◆ **Your objective**: Output each record below exactly, and include all of them.
#### Working data
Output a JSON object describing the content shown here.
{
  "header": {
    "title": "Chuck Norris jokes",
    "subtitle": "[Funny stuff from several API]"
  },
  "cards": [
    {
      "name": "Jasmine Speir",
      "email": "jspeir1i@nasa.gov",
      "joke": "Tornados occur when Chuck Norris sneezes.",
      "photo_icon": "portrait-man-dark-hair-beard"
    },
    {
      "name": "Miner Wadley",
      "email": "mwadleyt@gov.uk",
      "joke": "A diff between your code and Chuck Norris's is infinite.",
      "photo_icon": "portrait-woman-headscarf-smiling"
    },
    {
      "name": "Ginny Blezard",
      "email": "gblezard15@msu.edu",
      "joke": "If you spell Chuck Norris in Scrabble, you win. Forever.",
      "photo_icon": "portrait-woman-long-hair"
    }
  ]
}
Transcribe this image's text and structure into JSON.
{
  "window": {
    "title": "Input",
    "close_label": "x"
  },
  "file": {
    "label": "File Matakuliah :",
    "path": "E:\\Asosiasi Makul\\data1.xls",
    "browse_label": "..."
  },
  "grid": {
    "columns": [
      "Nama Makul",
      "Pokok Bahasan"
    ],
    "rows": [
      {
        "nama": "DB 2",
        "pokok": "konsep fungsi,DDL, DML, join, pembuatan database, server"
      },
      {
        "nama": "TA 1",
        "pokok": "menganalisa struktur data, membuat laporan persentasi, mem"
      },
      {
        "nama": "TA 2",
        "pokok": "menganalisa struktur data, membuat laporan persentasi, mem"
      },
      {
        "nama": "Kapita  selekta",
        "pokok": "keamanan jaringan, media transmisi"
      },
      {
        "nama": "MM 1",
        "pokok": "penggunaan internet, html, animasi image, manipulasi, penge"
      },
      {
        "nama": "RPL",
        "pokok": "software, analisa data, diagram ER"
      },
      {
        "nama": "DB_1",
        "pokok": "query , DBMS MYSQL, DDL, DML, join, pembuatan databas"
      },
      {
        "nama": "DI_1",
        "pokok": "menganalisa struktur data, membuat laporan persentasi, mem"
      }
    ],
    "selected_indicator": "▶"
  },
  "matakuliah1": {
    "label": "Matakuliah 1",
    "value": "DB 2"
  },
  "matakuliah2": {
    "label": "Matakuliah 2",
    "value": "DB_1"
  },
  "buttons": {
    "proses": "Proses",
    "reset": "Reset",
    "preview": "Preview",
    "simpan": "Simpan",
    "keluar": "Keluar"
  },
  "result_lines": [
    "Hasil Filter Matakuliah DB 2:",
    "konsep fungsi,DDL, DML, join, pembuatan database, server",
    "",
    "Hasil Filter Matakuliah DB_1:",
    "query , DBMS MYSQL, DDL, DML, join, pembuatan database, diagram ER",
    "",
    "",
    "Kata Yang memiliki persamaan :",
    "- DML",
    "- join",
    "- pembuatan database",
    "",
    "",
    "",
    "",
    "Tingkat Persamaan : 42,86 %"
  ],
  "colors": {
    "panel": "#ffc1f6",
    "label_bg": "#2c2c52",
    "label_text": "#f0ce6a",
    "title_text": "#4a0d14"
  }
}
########
◆ **Solution to this task**:
Output a JSON object describing the content shown here.
{
  "header": {
    "title": "Chuck Norris jokes",
    "subtitle": "[Funny stuff from several API]"
  },
  "cards": [
    {
      "name": "Jasmine Speir",
      "email": "jspeir1i@nasa.gov",
      "joke": "Tornados occur when Chuck Norris sneezes.",
      "photo_icon": "portrait-man-dark-hair-beard"
    },
    {
      "name": "Miner Wadley",
      "email": "mwadleyt@gov.uk",
      "joke": "A diff between your code and Chuck Norris's is infinite.",
      "photo_icon": "portrait-woman-headscarf-smiling"
    },
    {
      "name": "Ginny Blezard",
      "email": "gblezard15@msu.edu",
      "joke": "If you spell Chuck Norris in Scrabble, you win. Forever.",
      "photo_icon": "portrait-woman-long-hair"
    }
  ]
}
Transcribe this image's text and structure into JSON.
{
  "window": {
    "title": "Input",
    "close_label": "x"
  },
  "file": {
    "label": "File Matakuliah :",
    "path": "E:\\Asosiasi Makul\\data1.xls",
    "browse_label": "..."
  },
  "grid": {
    "columns": [
      "Nama Makul",
      "Pokok Bahasan"
    ],
    "rows": [
      {
        "nama": "DB 2",
        "pokok": "konsep fungsi,DDL, DML, join, pembuatan database, server"
      },
      {
        "nama": "TA 1",
        "pokok": "menganalisa struktur data, membuat laporan persentasi, mem"
      },
      {
        "nama": "TA 2",
        "pokok": "menganalisa struktur data, membuat laporan persentasi, mem"
      },
      {
        "nama": "Kapita  selekta",
        "pokok": "keamanan jaringan, media transmisi"
      },
      {
        "nama": "MM 1",
        "pokok": "penggunaan internet, html, animasi image, manipulasi, penge"
      },
      {
        "nama": "RPL",
        "pokok": "software, analisa data, diagram ER"
      },
      {
        "nama": "DB_1",
        "pokok": "query , DBMS MYSQL, DDL, DML, join, pembuatan databas"
      },
      {
        "nama": "DI_1",
        "pokok": "menganalisa struktur data, membuat laporan persentasi, mem"
      }
    ],
    "selected_indicator": "▶"
  },
  "matakuliah1": {
    "label": "Matakuliah 1",
    "value": "DB 2"
  },
  "matakuliah2": {
    "label": "Matakuliah 2",
    "value": "DB_1"
  },
  "buttons": {
    "proses": "Proses",
    "reset": "Reset",
    "preview": "Preview",
    "simpan": "Simpan",
    "keluar": "Keluar"
  },
  "result_lines": [
    "Hasil Filter Matakuliah DB 2:",
    "konsep fungsi,DDL, DML, join, pembuatan database, server",
    "",
    "Hasil Filter Matakuliah DB_1:",
    "query , DBMS MYSQL, DDL, DML, join, pembuatan database, diagram ER",
    "",
    "",
    "Kata Yang memiliki persamaan :",
    "- DML",
    "- join",
    "- pembuatan database",
    "",
    "",
    "",
    "",
    "Tingkat Persamaan : 42,86 %"
  ],
  "colors": {
    "panel": "#ffc1f6",
    "label_bg": "#2c2c52",
    "label_text": "#f0ce6a",
    "title_text": "#4a0d14"
  }
}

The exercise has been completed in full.